The United Nations’ top human-rights official has accused South Sudanese government troops and rebels of ethnically targeted atrocities, including extrajudicial executions and rapes, during renewed fighting over the last month.
UN High Commissioner for Human Rights Zeid Ra’ad Al Hussein said on Thursday that preliminary findings showed that the majority of crimes were carried out by troops loyal to President Salva Kiir, who is from the Dinka ethnic group, against people of Nuer origin.
Of 217 cases of sexual violence in the capital, Juba, recorded by the UN between July 8 and 25, “those most affected were displaced Nuer women and girls and those responsible seem to have been mostly SPLA [government troops]”, Zeid said.
The African Union’s envoy to South Sudan, former Botswana President Festus Mogae, has called on warring factions in the opposition to stop the fighting if the fragile peace process is to stand any chance.

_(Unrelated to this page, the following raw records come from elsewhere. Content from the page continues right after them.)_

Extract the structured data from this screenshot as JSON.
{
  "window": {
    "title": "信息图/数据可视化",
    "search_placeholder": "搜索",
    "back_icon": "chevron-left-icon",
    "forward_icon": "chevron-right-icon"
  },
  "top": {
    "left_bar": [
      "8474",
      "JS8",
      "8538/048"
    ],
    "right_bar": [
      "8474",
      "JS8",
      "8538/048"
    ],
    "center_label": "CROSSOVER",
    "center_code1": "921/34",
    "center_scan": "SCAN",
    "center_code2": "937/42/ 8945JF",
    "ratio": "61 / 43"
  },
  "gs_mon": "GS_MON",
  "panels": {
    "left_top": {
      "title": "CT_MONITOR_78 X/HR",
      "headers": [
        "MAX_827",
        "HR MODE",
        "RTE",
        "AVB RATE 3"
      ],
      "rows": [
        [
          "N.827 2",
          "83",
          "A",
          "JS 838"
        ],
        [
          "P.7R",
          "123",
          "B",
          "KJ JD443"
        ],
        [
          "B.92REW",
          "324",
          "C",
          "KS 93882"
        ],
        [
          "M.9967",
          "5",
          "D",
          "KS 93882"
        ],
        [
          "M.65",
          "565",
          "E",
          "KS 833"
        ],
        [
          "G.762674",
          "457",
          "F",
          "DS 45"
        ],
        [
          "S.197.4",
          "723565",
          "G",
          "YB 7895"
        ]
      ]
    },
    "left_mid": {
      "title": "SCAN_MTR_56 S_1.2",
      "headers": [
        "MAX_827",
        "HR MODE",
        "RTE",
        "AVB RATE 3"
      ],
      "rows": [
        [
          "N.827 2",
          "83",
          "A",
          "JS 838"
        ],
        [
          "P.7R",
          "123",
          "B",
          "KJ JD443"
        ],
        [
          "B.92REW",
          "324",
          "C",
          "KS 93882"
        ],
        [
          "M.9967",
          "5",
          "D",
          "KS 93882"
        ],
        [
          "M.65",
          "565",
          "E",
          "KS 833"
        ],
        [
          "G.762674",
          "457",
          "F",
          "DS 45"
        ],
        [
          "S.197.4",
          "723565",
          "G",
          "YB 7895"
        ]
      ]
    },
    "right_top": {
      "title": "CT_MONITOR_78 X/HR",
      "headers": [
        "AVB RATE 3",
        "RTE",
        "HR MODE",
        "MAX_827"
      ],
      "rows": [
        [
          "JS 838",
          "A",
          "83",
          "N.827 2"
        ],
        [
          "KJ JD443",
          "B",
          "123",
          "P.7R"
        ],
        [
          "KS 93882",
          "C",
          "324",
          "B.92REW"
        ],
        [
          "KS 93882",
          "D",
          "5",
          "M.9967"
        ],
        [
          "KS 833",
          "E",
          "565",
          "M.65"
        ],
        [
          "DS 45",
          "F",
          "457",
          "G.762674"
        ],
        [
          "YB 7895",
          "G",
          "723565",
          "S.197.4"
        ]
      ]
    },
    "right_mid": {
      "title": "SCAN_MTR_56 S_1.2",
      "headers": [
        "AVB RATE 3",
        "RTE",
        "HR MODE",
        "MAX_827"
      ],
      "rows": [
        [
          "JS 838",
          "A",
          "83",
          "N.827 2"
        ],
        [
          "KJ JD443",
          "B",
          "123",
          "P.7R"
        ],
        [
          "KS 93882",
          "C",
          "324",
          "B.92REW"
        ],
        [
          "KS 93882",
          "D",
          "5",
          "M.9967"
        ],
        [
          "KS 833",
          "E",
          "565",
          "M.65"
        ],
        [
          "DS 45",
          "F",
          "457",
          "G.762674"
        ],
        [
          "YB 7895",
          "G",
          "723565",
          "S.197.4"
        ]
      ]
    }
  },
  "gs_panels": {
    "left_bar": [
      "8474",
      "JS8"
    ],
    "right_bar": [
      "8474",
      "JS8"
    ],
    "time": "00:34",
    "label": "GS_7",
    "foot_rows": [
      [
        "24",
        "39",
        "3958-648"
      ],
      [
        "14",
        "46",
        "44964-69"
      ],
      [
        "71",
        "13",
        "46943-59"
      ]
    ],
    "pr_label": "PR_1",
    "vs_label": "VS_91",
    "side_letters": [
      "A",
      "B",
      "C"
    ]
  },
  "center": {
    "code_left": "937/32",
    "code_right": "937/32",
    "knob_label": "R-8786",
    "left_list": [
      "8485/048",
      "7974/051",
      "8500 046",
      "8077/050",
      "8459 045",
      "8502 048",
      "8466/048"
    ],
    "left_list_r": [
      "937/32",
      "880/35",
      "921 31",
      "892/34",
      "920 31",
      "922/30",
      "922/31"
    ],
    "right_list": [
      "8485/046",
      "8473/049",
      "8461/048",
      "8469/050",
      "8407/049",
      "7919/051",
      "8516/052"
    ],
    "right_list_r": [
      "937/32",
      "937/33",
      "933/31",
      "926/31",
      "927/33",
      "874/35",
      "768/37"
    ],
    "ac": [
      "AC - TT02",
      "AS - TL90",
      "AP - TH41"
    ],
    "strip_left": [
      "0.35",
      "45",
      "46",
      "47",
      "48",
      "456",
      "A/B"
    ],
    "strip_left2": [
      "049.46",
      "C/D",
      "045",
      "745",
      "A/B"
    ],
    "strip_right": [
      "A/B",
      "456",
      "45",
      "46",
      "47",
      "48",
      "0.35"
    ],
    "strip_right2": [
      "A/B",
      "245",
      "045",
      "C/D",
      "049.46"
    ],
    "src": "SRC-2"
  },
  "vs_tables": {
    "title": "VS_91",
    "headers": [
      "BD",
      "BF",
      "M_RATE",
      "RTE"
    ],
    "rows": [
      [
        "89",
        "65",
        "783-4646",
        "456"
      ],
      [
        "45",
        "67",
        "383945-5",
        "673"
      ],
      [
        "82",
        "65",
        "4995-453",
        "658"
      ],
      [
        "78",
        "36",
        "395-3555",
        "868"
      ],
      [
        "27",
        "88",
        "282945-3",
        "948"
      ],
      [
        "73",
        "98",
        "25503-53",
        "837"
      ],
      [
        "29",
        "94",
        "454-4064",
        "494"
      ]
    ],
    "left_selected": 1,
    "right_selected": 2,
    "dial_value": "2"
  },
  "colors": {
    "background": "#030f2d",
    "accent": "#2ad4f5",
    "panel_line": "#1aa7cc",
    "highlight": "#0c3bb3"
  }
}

Mogae, the Joint Monitoring and Evaluation Committee (JMEC) chairperson, said in an interview with African News Agency (ANA) in Addis Ababa, Ethiopia, that the situation in the youngest country in the world was chaotic.